Melvale is a section of north Baltimore City west of Roland Park with its center where Cold Spring Lane (once called Melvale Avenue) passes over the Jones Falls. A water driven flour mill was established in the first half of the 19th Century in Melvale. The mill structure still stands and is today part of the Fleischmann vinegar plant. From 1887 to 1920 the stone building was used by the Melvale Distilling Co., one of the nation’s premiere rye whiskey producers of its time. Prohibition ended the distillery’s successful run.
In 1885 an asylum was established by Dr. William Frederick Steuart in Melvale. Steuart was a surgeon for Robert E. Lee’s troops during the Civil War. His son, Dr. Cecilius Calvert Steuart, took over administration of the Melvale Hospital upon his father’s retirement. The Steuart’s are related to the Calvert family, founders of Maryland.
The Melvale gas holder was built in 1933 for the Baltimore Gas & Electric Company. The 258 foot tall steel cylinder was constructed by the Bartlett Hayward Co., one of Baltimore’s historic businesses.

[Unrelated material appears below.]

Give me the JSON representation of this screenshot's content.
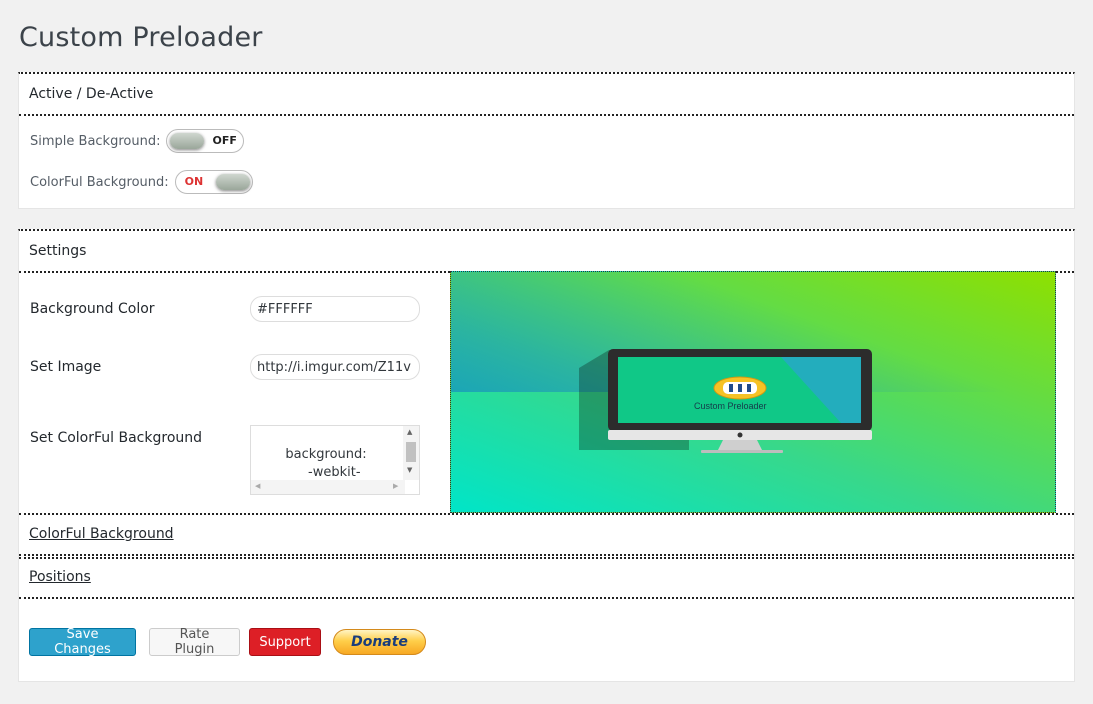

The gigantic tank sits just off the Jones Falls Expressway next to the Cold Spring Light Rail station. The decommissioned tank once stored gas and later natural gas for nearby Baltimoreans. The Melvale gas holder is targeted for demolition in 2013.
Phase IV of the Jones Falls Trail, a paved biking/hiking path, will run right past the gas holder on its way north to Greenspring Avenue and Cylburn Arboretum. The entire trailhead will eventually connect Baltimore’s Inner Harbor with Lake Roland. Phase IV, running from Woodberry to Cylburn, is scheduled to be completed in December 2012, but appears to be slightly behind schedule.

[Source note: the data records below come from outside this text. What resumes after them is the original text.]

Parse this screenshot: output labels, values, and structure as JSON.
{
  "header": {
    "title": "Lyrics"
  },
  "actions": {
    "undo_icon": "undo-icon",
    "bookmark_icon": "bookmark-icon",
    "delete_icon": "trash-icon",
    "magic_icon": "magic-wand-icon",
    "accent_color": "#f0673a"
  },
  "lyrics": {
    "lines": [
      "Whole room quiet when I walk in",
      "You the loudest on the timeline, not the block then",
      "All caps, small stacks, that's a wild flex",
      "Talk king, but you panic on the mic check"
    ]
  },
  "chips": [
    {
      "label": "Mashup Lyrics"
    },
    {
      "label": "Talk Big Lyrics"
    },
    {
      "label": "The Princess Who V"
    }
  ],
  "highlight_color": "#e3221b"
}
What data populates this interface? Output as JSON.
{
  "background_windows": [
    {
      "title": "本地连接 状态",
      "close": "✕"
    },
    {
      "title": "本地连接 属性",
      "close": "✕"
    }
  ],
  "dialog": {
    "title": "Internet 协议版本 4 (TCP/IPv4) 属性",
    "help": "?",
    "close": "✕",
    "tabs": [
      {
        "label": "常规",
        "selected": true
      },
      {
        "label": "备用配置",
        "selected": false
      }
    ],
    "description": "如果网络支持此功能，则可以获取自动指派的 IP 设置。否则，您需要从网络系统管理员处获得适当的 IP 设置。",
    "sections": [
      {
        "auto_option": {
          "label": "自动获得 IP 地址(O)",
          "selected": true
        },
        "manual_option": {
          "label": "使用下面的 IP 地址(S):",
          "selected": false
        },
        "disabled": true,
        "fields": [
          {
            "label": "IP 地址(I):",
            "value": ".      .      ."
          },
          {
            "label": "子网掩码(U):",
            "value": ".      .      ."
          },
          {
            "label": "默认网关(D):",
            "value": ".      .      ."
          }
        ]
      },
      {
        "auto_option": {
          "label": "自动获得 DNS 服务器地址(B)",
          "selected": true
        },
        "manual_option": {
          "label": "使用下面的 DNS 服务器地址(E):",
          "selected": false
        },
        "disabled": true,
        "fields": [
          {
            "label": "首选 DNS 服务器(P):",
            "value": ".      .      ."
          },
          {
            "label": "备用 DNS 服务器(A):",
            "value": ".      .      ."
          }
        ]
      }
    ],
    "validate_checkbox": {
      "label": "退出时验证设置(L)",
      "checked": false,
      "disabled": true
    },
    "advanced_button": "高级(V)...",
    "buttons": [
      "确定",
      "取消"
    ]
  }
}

The boundaries of Melvale are difficult to determine today and the name is rarely used anymore. The old mill building lies within a series of parks starting with Cylburn Arboretum and descending south to Cold Spring Park, Woodberry Woods, Hooper & Rockrose Park and terminating at historic Druid Hill.
A city landfill, which started as a quarry, west of Cold Spring Park is now athletic fields and a parking lot. The city’s “stump dump,” once the sewage filtration plant for the Roland Park neighborhood is also contained within the region of Melvale.
The origin of the Melvale name is not clear to me at this time. Further research of land records and old maps will hopefully shine some light on the subject. I suspect the name is attached to the mill that once turned grain to flour along the west bank of the Jones Falls long before there was a concrete expressway dividing the rolling landscape.